Claim for damages – Action against attorney
Within the modern day’s fast paced legal profession clients are more often than not faced with betrayals by the very professional individuals paid to look after their best interest. As a layman you, the public at large, needs to be educated on the subject of professional negligence as to prevent physical, financial, emotional and legal comprised victimisation.
Professional negligence relates largely to the failure by an attorney or legal professional to act with the competence reasonably expected of ordinary members of the attorney’s or legal profession.
An attorney or legal professional’s liability arises out of contract and his or her exact duty towards his or her client depends upon what he or she is employed to do. In the performance of his or her duty or mandate, an attorney or legal professional holds himself or herself out to his or her clients as possessing the adequate skill, knowledge and learning for the purpose of conducting all business that he or she undertakes. If, therefore, he or she causes loss of damage to his or her client owning to a lack of such knowledge as he or she ought to possess, or the care he or she out to exercise, he or she is guilty of negligence giving rise to an action for damages by his or her client against him or her.

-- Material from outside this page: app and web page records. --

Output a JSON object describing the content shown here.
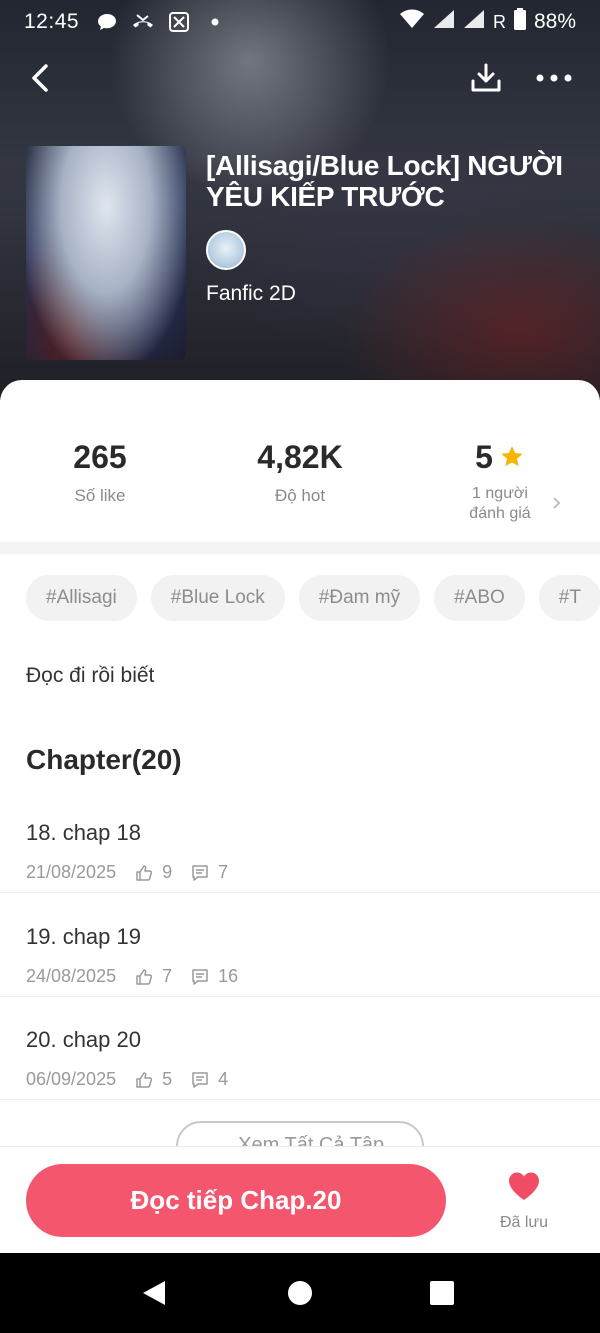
{
  "status_bar": {
    "time": "12:45",
    "battery": "88%",
    "network_letter": "R",
    "icons": [
      "chat-bubble-icon",
      "missed-call-icon",
      "app-icon",
      "dot-icon",
      "wifi-icon",
      "signal-icon",
      "signal-icon",
      "battery-icon"
    ]
  },
  "top_nav": {
    "back_icon": "back-arrow-icon",
    "download_icon": "download-icon",
    "more_icon": "more-dots-icon"
  },
  "story": {
    "title": "[Allisagi/Blue Lock] NGƯỜI YÊU KIẾP TRƯỚC",
    "genre": "Fanfic 2D"
  },
  "stats": {
    "likes_value": "265",
    "likes_label": "Số like",
    "hot_value": "4,82K",
    "hot_label": "Độ hot",
    "rating_value": "5",
    "rating_label_line1": "1 người",
    "rating_label_line2": "đánh giá"
  },
  "tags": [
    "#Allisagi",
    "#Blue Lock",
    "#Đam mỹ",
    "#ABO",
    "#T"
  ],
  "description": "Đọc đi rồi biết",
  "chapters_heading": "Chapter(20)",
  "chapters": [
    {
      "title": "18. chap 18",
      "date": "21/08/2025",
      "likes": "9",
      "comments": "7"
    },
    {
      "title": "19. chap 19",
      "date": "24/08/2025",
      "likes": "7",
      "comments": "16"
    },
    {
      "title": "20. chap 20",
      "date": "06/09/2025",
      "likes": "5",
      "comments": "4"
    }
  ],
  "see_all_label": "⌄ Xem Tất Cả Tập",
  "bottom": {
    "read_button": "Đọc tiếp Chap.20",
    "saved_label": "Đã lưu"
  },
  "colors": {
    "accent": "#f4566e",
    "star": "#f7b500",
    "heart": "#f04d65"
  }
}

Compiled by: Yolandi Vosloo (LL. B); source: https://www.lexisnexis.co.za/
Van As v Kotze JOL 41713 (NCK)
Case Number: 1646 / 2015
Judgment Date: 05 / 04 / 2019
Country: South Africa
Jurisdiction: High Court
Division: Northern Cape, Kimberley
Bench: CJ Olivier J
Keywords: Personal Injury/ Delict – Claim for damages – Action against attorney – Alleged breach of mandate
The plaintiff’s parents owned a farm which had been in the possession of the family for 78 years.
In 2009, the farm was sold to an iron ore company (“Sishen”). The sale agreement provided that the sellers could carry on occupying the farm for a period of five years in terms of a lease and the farm could be bought back after the completion of building of a railway line, but within a period of five years of the conclusion of the sale agreement. Notice of the intention to exercise the option would have to be given to Sishen at least three months prior to the expiry of the five year period from the date of the conclusion of the contract. The plan was for the option to be ceded to the plaintiff and for him to eventually exercise it, and to become the owner of the family farm.
The defendant, an attorney, drew up a cession agreement, which provided for the cession of the option to the plaintiff. The option lapsed late in March 2014, without having been exercised. The plaintiff eventually had to vacate the farm. In August 2015, he issued summons against the defendant, claiming damages in an amount of R5 618 545.90. His main cause of action was that the defendant failed to execute an instruction to take steps to ensure the exercise of the option. In the alternative, the plaintiff relied on a breach of an alleged duty of care on the part of the defendant. The quantum of the damages was settled, and only the liability of the defendant remained in dispute.
Held that the version of the plaintiff, as corroborated by his mother, appeared to have been rehearsed. The court could not reject the defendant’s averment that the cession agreement was signed by all parties concerned on 20 April 2012.
The plaintiff’s main cause of action was based on the breach of a mandate allegedly given to the defendant expressly. However, the evidence showed that there was no meeting of the minds regarding the alleged mandate, and no enforceable mandate agreement would have come into existence.
Imposing a duty of care on the defendant in the circumstances of this case would be unfair and unreasonable.
The plaintiff’s claims were dismissed with costs.